International Research Project on Photographs of Deportations in Nazi Germany to Be Continued at Freie Universität Berlin

- EN - DE

Fundamental research on the history of National Socialism is being carried out in the "#LastSeen" project / Second funding phase has now begun

The ’#LastSeen’ Image Atlas Image Credit: ’#LastSeen’ pr
The ’#LastSeen’ Image Atlas Image Credit: ’#LastSeen’ project / &Why
An international research project on the history of National Socialism has been relocated to the Selma Stern Center for Jewish Studies Berlin-Brandenburg at Freie Universität Berlin. Six prestigious international partner organizations are involved in the joint project, titled "#LastSeen. Pictures of Nazi Deportations." Since 2021 the Arolsen Archives - International Center on Nazi Persecution, USC Dornsife Center for Advanced Genocide Research in Los Angeles, House of the Wannsee Conference Memorial and Educational Site in Berlin, Hadamar Memorial Museum, Public History Munich, and Selma Stern Center for Jewish Studies Berlin-Brandenburg have managed to compile around 500 photographs of deportations from sixty cities in Nazi Germany, thereby doubling this collection of historical images. These photographs, complete with helpful contextual information and categorizations, are now available via a digital image atlas. The project has also produced an online game designed to encourage young people and others to engage with the history and stories behind the photos and better understand what is being depicted in them.

Who is the man in the white coat peering out from the window toward the train station in Eisenach on the morning of May 9, 1942? He and other residents of Eisenach watched as Magda Katz, Marianne Spangenthal, and fifty-six other people were forced to walk to the train station, where they would soon be deported to Nazi-occupied eastern Poland. The photographs were commissioned by the city authorities, so who was the photographer? What fate awaited Magda Katz and Marianne Spangenthal? Did they survive, or were they, like so many other deportees, cruelly murdered? These and many more questions are being asked and investigated in the "#LastSeen" project.

The images from Eisenach are no exception; there are hundreds of photos of deportations from different towns and cities in Nazi Germany. They show how the victims of Nazi persecution between 1938 and 1945 were escorted in broad daylight to prominent locations in towns and cities. Weighed down by bulky luggage, they were searched and transported to ghettos and various Nazi-run camps across Europe. These photos are often the last time that the people depicted in them were ever seen. The objective of the "#LastSeen" project is to research these images of Jewish, Sinti, and Roma people, as well as victims of Nazi "euthanasia" programs, being deported.
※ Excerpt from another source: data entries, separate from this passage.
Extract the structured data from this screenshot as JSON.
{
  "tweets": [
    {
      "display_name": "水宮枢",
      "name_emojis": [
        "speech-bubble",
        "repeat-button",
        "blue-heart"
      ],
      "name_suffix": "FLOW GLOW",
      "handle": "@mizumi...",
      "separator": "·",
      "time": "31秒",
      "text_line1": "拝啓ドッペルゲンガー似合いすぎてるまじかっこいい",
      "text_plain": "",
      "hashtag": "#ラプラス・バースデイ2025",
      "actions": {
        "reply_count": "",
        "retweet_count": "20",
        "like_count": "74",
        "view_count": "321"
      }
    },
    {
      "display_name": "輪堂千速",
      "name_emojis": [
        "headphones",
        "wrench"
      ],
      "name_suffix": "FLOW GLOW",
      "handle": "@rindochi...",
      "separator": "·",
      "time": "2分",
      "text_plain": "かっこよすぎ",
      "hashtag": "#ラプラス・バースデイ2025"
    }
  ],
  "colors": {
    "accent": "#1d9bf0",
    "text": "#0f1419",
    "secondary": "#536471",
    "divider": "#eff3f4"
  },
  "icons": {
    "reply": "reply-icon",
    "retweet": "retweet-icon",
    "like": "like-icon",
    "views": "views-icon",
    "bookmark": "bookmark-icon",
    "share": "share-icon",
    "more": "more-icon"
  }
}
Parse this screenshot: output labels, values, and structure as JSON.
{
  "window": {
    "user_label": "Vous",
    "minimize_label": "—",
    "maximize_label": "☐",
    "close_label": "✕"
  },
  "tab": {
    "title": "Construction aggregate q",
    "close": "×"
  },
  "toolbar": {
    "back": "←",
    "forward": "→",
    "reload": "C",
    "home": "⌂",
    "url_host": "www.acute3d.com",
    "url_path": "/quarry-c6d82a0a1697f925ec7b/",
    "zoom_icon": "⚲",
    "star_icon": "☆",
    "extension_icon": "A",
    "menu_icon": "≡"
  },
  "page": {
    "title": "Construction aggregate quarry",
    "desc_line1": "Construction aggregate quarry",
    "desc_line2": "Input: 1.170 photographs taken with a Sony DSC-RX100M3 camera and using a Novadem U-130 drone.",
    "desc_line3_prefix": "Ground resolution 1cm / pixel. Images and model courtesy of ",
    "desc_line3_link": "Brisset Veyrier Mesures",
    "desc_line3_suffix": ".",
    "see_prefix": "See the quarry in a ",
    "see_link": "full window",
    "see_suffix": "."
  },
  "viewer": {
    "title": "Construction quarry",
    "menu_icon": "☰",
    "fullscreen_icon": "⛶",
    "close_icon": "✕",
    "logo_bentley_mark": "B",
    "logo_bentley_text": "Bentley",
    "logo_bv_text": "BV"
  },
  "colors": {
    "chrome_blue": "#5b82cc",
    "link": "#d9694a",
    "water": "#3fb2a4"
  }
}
Since the project was first launched, the researchers have managed to compile about 500 photos from over sixty towns and cities within the territory of the former German Reich. This means that they have been able to almost double the inventory of source materials available. The freely available online image atlas, which serves as both a digital image collection and interactive exhibition, forms the core of the project. The photos are grouped chronologically and according to where they were taken, with a number of search filters available. Each image is tagged with specific comments and background information so that important features and historical facts are highlighted and explained. A key aspect of the research involves identifying the people in the photos.

An online game that enables players to independently research the stories and history attached to the photos of the deportation from Eisenach in May 1942 has also been developed. Players learn about the life stories of Magda Katz, Marianne Spangenthal, and other residents of the town. There you will also learn that the onlooker in the window was probably a dentist, for example.

The "#LastSeen" project will receive support from the Alfred Landecker Foundation during its second 2023-2025 funding period ( https://www.alfredlandeck­er.org/en/ ). The project was financed through the EVZ Foundation’s Education Agenda NS-Injustice during its first 2021-2023 project phase ( https://www.stiftung-evz.de/en/ ).